Every song tells its own story – but when multiple songs unite under the same narrative, the results are all the more powerful. As a whole body of work, an album is able to explore characters, themes and ideas in the same way as a novel. And just like artists use these extended musical masterpieces to express their unique voice and personality, so can a business.
In today’s musical landscape, it’s never been easier to stream single songs and hand-pick playlists that fuse genres, style and sounds. But despite this, real value still lies in consuming and appreciating a body of work from one single artist. As an album-focused medium, the resurgence of vinyl has undoubtedly contributed to this – and the awards in this field still carry the most prestige among audiences and artists. The Brits and the Grammys both reserve their album prize until the end of the night, and just last week, the contenders for the UK’s Mercury Prize nominees were announced to huge fanfare. Little Simz’ ‘Grey’, Dave’s ‘Psychodrama’ and The 1975’s ‘A Brief Inquiry into Online Relationships’ were among the 12 masterpieces nominated this year, recognised for the way they explore themes like vulnerability, racial identity and love that’s shaped by social media – making them more than a series of catchy tunes, but a sharp commentary on the world we live in.
When considering exactly how an album tells a story, there are several key themes that become apparent. As this work comes from such a personal place, it’s no surprise that many are immensely autobiographical – laying the thoughts, feelings and journeys of their creators out for all to hear. Adele’s '21' and Amy Winehouse’s 'Back to Black' are both hugely successful examples of this, the latter in particular exemplifying how music can effectively convey the tales that can be hardest to tell. As our Head of A&R Lucy Drennan points out:
While it may be most obvious – and common – for artists to create songs about their own experiences, there are instances where they take the opportunity to tell their musical story from the mouth a fabricated character. Examples of this include David Bowie’s 'Ziggy Stardust' and 'The Spiders from Mars' (the journey of an androgynous rock star who acts as a messenger for extra-terrestrial beings), and more recently, Plan B’s 'The Defamation of Strickland Banks' (charting the rise and fall of a soul singer jailed for a crime he didn’t commit) – as these extended narratives play out across multiple songs. This idea is taken one step further in the form of a concept album – a record in which the tracks hold a greater purpose collectively than individually – with The Who’s 'Tommy', Green Day’s 'American Idiot' and Pink Floyd’s 'The Wall' all embodying this. While this has most commonly been associated with the rock genre, Beyoncé broke new ground in this region with 'Lemonade' – her concept being a ‘visual album’ accompanied by a 65 minute film depicting the tracks’ themes of love and infidelity.
All the examples we’ve considered illustrate how an album can convey real personality, feeling and identity – whether of the artist themselves or a conceptual character. And in much the same way, exclusive composition can capture company identity to tell the story of the business.
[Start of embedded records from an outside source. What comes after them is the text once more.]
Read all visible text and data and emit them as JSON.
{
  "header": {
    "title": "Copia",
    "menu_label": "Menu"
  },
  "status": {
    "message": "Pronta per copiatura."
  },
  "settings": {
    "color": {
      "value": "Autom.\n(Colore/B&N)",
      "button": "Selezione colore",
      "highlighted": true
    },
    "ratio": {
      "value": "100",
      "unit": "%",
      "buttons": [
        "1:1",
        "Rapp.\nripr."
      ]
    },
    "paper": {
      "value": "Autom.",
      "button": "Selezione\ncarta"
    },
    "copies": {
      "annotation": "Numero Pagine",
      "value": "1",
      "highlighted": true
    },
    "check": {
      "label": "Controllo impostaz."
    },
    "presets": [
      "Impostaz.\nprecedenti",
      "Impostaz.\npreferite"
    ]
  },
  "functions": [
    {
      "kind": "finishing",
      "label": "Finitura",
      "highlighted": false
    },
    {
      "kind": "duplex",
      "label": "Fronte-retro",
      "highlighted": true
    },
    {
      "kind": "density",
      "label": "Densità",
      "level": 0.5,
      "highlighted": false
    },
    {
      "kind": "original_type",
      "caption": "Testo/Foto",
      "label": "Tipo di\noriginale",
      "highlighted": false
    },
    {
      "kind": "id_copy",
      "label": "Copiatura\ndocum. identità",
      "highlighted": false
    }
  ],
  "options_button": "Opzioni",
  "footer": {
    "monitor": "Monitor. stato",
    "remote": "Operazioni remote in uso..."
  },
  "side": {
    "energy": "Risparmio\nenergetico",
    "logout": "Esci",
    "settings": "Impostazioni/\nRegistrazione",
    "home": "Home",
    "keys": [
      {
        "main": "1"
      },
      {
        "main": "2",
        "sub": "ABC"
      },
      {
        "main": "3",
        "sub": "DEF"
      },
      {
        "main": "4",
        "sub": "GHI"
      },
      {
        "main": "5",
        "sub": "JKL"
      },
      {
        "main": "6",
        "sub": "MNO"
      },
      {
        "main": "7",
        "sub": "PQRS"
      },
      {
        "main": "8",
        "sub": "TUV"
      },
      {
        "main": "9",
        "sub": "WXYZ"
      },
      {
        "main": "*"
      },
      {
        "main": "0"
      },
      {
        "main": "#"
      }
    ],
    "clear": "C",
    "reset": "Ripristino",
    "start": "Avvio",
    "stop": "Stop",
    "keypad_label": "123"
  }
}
While the themes may not be as extreme as heartbreak, crime, or spiders from Mars, the right melody, backing and instrumental choices can tell consumers that you’re innovative, down-to-earth or heritage-focused – in as memorable or emotive a way as our most treasured musical collectives. Track listings become individual messages in an all-encompassing script – covering varying aspects of the business such as history, products or promotions. And just like an artist evolves from debut to greatest hits, a Brand-Sound-Track™ can adapt as a business does to always reflect an ever-changing identity.
Not every artist can achieve a platinum selling album – but every business can benefit from a Brand-Sound-Track™ that tells the story of their business.